(eds), Negotiating the curriculum: educating for the 21st century , The Falmer Press,
London, pp. 4-14.

Brady, L & Kennedy, K 2007, 'Curriculum planning models: theory and practice', Curriculum
Construction, Frenchs Forest, NSW, pp. 161-175.

Carter, J, Banfield, G, O'Donoghue, M & Brennan, M 2009, 'Orientations to Education and
Curriculum', draft course materials, University of South Australia, Adelaide.

Collins, C 2011, 'The tail wagging the dog? Assessment and reporting.' in L Yates, C Collins
& K O'Connor (eds), Australia's Curriculum Dilemmas: state cultures and the big issues,
Melbourne University Press, Melbourne, pp. 185-210.

Donnelly, K 2014, 'Education hijacked by PC Left', The Weekend Australian February 16-17
Inquirer, pp. 16.

Earl, L 2006, 'Assessment-a powerful lever for learning', Brock Education: a Journal of
Educational Research and Practice, vol. 16, no. 1, pp. 1-15.

Johnston, K & Hayes, D 2008, 'This is as good as it gets: classroom lessons and learning in
challenging circumstances', Australian Journal of Language and Literacy, vol. 31, no. 2, pp.
109-127.

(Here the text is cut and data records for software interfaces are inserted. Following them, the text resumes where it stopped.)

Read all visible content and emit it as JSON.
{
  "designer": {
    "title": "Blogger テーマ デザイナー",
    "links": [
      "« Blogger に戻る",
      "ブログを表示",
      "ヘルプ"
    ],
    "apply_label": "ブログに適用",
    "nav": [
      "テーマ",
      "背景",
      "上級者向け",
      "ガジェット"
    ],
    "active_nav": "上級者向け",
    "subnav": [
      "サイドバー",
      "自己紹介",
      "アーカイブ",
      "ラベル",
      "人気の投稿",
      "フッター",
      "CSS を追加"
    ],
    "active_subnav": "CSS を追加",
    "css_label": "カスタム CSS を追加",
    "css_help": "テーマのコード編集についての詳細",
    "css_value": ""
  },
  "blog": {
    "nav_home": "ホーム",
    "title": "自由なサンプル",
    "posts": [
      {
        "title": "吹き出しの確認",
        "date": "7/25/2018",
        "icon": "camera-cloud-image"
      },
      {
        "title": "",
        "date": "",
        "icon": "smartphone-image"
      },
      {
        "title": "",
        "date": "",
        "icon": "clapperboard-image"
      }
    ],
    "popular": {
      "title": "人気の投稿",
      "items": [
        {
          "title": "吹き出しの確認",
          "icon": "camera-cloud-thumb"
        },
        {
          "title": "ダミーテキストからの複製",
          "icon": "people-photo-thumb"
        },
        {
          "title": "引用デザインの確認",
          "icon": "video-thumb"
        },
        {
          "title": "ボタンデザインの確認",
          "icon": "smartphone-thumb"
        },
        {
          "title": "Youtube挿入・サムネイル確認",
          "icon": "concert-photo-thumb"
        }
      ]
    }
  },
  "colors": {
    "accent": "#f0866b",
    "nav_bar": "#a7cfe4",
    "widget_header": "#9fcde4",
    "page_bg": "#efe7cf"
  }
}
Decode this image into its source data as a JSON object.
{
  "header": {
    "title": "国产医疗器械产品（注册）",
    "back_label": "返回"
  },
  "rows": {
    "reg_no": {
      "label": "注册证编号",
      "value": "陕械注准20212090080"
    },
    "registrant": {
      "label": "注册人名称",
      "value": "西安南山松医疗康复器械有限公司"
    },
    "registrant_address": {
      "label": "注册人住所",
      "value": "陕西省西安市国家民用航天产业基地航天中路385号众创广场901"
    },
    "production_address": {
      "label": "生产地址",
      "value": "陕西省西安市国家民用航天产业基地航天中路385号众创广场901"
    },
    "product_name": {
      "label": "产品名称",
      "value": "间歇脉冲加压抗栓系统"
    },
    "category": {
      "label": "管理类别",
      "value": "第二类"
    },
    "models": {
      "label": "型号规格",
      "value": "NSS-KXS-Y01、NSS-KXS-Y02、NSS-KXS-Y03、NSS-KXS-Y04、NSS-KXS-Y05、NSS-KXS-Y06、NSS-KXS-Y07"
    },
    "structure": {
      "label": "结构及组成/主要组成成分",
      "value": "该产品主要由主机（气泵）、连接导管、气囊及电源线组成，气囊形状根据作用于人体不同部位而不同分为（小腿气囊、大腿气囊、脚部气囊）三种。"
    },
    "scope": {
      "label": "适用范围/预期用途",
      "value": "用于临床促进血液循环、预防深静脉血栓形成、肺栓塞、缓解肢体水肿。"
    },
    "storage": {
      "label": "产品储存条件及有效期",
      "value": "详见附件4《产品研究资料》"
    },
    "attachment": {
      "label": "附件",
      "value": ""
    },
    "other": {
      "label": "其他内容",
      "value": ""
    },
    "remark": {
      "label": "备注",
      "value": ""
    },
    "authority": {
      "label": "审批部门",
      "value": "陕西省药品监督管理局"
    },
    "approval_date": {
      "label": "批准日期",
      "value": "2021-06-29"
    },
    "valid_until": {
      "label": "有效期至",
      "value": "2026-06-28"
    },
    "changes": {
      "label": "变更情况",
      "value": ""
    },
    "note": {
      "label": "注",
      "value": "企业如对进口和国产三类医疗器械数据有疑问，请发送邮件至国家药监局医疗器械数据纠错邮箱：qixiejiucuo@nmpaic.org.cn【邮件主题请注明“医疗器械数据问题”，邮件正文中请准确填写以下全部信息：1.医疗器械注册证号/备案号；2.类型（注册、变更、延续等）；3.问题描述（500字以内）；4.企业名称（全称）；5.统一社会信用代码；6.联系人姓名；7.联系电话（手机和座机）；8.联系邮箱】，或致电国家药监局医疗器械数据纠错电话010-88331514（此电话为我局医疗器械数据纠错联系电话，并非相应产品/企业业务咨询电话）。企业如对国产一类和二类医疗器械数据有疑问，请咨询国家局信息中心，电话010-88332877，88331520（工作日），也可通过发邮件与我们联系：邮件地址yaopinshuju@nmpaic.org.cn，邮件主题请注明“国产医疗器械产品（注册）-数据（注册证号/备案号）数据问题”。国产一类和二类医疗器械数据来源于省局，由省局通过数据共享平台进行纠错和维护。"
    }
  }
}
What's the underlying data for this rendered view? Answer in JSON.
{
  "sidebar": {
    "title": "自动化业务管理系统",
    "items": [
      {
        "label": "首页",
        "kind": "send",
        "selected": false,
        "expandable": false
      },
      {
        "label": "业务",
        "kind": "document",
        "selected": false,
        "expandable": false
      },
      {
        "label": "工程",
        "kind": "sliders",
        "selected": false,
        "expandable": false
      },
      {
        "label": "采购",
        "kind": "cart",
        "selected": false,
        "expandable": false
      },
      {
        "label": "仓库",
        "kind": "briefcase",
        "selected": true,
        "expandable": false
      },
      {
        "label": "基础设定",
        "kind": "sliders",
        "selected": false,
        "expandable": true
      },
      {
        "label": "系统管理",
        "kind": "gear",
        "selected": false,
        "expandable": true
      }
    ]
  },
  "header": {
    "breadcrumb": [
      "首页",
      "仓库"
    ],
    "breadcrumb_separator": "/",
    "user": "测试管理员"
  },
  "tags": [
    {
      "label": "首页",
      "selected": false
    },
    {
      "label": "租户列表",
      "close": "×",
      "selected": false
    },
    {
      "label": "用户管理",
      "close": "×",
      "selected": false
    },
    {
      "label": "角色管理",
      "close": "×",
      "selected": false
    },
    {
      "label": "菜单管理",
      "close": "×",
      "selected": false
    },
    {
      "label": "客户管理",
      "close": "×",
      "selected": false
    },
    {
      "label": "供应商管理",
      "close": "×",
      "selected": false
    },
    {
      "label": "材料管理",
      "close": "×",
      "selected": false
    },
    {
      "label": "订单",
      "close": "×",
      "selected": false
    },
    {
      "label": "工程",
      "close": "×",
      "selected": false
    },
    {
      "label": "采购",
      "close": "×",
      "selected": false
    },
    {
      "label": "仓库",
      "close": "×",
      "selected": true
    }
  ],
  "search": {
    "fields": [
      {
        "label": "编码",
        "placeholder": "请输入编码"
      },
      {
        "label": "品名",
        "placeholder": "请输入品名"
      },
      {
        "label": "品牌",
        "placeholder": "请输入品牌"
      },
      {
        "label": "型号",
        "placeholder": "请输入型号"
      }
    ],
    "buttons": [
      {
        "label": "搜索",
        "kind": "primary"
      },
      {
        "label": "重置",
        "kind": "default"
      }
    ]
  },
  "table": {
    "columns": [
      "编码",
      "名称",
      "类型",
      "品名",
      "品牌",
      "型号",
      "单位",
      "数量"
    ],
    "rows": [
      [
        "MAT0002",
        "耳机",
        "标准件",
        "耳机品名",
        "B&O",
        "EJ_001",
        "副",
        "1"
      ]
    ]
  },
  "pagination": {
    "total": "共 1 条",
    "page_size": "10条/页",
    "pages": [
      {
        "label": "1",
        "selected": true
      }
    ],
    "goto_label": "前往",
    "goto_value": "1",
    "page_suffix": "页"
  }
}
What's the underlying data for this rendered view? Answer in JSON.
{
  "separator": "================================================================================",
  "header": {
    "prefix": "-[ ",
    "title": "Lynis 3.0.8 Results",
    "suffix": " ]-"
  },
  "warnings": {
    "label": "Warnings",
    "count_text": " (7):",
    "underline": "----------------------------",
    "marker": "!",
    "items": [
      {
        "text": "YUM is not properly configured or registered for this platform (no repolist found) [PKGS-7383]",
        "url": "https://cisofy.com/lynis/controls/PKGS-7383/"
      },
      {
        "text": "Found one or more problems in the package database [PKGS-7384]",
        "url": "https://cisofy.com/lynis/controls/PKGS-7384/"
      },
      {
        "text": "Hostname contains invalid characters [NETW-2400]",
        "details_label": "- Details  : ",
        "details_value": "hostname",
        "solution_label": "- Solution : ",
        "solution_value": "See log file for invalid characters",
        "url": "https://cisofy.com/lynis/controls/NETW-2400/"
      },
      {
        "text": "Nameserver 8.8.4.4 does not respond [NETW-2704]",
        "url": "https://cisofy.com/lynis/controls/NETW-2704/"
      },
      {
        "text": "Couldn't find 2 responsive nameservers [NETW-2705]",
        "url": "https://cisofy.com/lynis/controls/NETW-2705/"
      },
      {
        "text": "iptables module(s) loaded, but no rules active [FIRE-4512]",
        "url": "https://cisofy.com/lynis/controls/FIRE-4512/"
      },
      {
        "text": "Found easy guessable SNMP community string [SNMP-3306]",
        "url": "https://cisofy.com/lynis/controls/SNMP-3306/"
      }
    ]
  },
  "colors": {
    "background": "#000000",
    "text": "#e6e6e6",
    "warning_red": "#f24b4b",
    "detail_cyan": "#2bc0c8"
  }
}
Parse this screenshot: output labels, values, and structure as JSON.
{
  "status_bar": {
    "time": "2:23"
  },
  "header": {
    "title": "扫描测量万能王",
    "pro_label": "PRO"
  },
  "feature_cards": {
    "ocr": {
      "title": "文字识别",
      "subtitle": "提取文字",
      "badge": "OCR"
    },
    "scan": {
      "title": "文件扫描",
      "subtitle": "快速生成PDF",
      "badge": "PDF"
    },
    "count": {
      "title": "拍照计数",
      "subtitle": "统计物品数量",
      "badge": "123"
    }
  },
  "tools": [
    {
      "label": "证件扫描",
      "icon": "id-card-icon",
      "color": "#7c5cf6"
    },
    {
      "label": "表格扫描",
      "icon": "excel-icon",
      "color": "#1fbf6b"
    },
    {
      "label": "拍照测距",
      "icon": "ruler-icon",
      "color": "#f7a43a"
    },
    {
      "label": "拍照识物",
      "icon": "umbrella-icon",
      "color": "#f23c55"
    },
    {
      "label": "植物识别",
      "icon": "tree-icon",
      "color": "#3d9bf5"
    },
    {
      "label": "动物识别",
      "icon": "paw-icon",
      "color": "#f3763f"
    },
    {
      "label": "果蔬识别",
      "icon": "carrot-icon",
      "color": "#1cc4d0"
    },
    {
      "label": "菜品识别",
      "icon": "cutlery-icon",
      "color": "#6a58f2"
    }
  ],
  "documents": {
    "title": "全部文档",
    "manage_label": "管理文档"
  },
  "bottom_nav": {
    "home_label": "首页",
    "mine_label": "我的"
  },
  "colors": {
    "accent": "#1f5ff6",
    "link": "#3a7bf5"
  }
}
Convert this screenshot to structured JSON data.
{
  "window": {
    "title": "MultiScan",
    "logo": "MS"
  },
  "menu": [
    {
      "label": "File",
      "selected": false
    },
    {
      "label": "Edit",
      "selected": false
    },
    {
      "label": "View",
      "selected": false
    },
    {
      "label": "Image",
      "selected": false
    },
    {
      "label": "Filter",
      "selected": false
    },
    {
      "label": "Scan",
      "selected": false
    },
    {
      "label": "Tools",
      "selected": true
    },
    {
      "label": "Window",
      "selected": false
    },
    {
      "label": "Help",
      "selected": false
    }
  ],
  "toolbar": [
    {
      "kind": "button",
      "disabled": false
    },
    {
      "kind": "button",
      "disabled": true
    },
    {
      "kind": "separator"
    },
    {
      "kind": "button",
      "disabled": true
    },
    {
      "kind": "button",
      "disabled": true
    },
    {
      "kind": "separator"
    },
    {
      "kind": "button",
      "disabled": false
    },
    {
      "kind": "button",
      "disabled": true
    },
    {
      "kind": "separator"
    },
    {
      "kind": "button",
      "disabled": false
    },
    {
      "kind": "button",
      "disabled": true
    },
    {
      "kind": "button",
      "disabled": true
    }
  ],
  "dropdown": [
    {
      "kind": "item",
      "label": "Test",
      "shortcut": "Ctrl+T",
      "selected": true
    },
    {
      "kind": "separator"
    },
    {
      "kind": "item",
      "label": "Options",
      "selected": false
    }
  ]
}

Lingard, B 2007, 'Pedagogies of indifference', International Journal of Inclusive Education,
vol. 11, no. 3, pp. 245-266.

Print, M 1993, 'Introducing curriculum', Curriculum Development and Design, Allen and
Unwin, Sydney, pp. 1-24.

Sisson, JH 2014, 'What is curriculum?', EDUC 4212, University of South Australia, Adelaide,
9 July.

Sisson, JH 2015, 'How might curriculum be planned and represented?', EDUC 4212,
University of South Australia, Adelaide, 13 July.

Teese, R & Polesel, J 2003, 'The hierarchy of the curriculum in historical perspective',
Undemocratic schooling: equity and mass secondary education in Australia, Melbourne
University Press, Melbourne, pp. 17-31.

5 JIN Man 110158709